Contributed by David Lacomis, M.D*+ and Rock A. Heyman, M.D*
*Departments of Neurology and +Pathology (Neuropathology), University of Pittsburgh School of Medicine
This case is also published as Brain Pathology Case of the Month for November, 1999
Published on line in October 1999
A 56 year-old right-handed white woman developed left facial numbness. Two days later, she developed right "peripheral" facial weakness. Two weeks later, her left hand became weak without a sensory disturbance. She then developed left-sided hearing loss and tinnitus.
A cranial magnetic resonance (MR) scan (Fig.1) revealed multiple areas of periventricular bright T2 signal with callosal involvement. There was no abnormal enhancement or brainstem abnormality. Lumbar puncture revealed no inflammatory cells and normal protein and glucose. The IgG index was 1.7 (normal < 0.7) with an IgG synthesis rate of 23.8mg per 24h (normal < 3.3). Two oligoclonal bands were present. A diagnosis of probable multiple sclerosis was rendered.
Over the next two weeks, the left facial numbness resolved, but the right facial weakness persisted. Two months after initial onset of symptoms, the patient developed numbness in both feet (especially dorsally, right more than left) and in the perineum as well as difficulty walking. She was noted to have left arm hyperreflexia, decreased pin sensation over the left lateral thigh, and a spastic gait.
Nerve conduction studies of the face and left arm and leg were normal except for a very low amplitude left ulnar motor response, a prolonged median sensory distal latency, and absent H reflexes. In addition, the right tibial motor amplitude was 8mV; the left was 21mV. The left sural amplitude was 50% higher than the right. The right facial motor response was reduced in amplitude and long in latency compared to the left. A needle electromyogram examination was essentially normal. MR imaging of the entire spine was also normal, and a brain MR scan showed no new signal changes. She received 1,000 mg of intravenous methylprednisolone daily for three days and was referred to our care.

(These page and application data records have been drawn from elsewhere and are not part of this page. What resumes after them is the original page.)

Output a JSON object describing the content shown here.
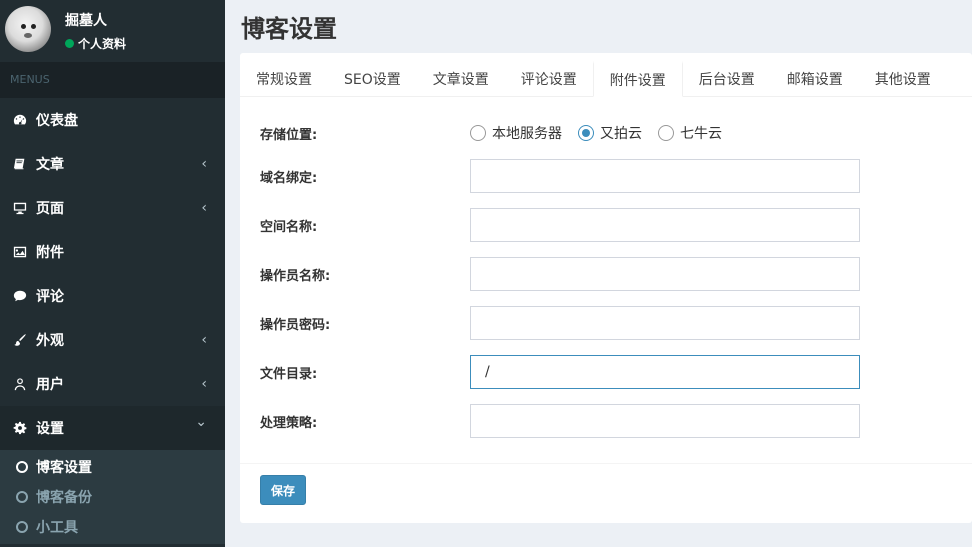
{
  "user": {
    "name": "掘墓人",
    "status": "个人资料"
  },
  "menu_header": "MENUS",
  "nav": [
    {
      "label": "仪表盘",
      "icon": "dashboard-icon",
      "chevron": ""
    },
    {
      "label": "文章",
      "icon": "book-icon",
      "chevron": "‹"
    },
    {
      "label": "页面",
      "icon": "monitor-icon",
      "chevron": "‹"
    },
    {
      "label": "附件",
      "icon": "image-icon",
      "chevron": ""
    },
    {
      "label": "评论",
      "icon": "comment-icon",
      "chevron": ""
    },
    {
      "label": "外观",
      "icon": "brush-icon",
      "chevron": "‹"
    },
    {
      "label": "用户",
      "icon": "user-icon",
      "chevron": "‹"
    },
    {
      "label": "设置",
      "icon": "gear-icon",
      "chevron": "⌄"
    }
  ],
  "settings_sub": [
    "博客设置",
    "博客备份",
    "小工具"
  ],
  "page_title": "博客设置",
  "tabs": [
    "常规设置",
    "SEO设置",
    "文章设置",
    "评论设置",
    "附件设置",
    "后台设置",
    "邮箱设置",
    "其他设置"
  ],
  "active_tab": "附件设置",
  "form": {
    "storage_label": "存储位置:",
    "storage_options": [
      "本地服务器",
      "又拍云",
      "七牛云"
    ],
    "storage_selected": "又拍云",
    "domain_label": "域名绑定:",
    "domain_value": "",
    "space_label": "空间名称:",
    "space_value": "",
    "operator_label": "操作员名称:",
    "operator_value": "",
    "password_label": "操作员密码:",
    "password_value": "",
    "dir_label": "文件目录:",
    "dir_value": "/",
    "policy_label": "处理策略:",
    "policy_value": ""
  },
  "save_label": "保存",
  "colors": {
    "accent": "#3c8dbc",
    "sidebar": "#222d32",
    "online": "#00a65a"
  }
}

She was previously in good health except for irritable bowel syndrome. She had no visual symptoms or Lhermitte's phenomenon. There was no arthritis, rash, or constitutional symptoms. She did not use alcohol and quit smoking shortly after onset of symptoms. Family history was positive for diabetes, hypertension and stroke. Her medications were hyoscyamine sulfate (for irritable bowel symptoms) and aspirin.
Our neurologic examination revealed normal mental status and cranial nerves except for right facial weakness. There was significant weakness of the right triceps and mild weakness in the proximal right lower extremity. There was atrophy and weakness of the abductor digiti minimi and interossei muscles in the left hand. Tendon reflexes were normal and symmetric except for a reduced right triceps jerk. Plantar responses were flexor. Coordination and sensation were normal. She could not hop on the right foot.
Additional laboratory studies revealed that the erythrocyte sedimentation rate, rheumatoid factor, C3, C4, and SS-A, SS-B, anti-nuclear, Lyme, anti-cardiolipin, hepatitis B, and hepatitis C antibodies were normal or negative. Cryoglobulins were present on one occasion, but the results were not reproducible.
The patient was stable until she developed diplopia on upgaze 7 months after onset of the first symptoms. A new right insular lesion was detected by MR scan. Gallium scan and chest computed tomography were normal. The serum angiotensin converting enzyme (ACE) was 15 U/L (normal 9-67). Urine protein electrophoresis revealed trace free lambda Bence Jones protein. A mammogram was normal. Extensive electrodiagnostic studies were then performed and revealed an asymmetric, wide-spread axon loss process consistent with multiple mononeuropathies. Sural nerve and medial gastrocnemius muscle biopsies were performed.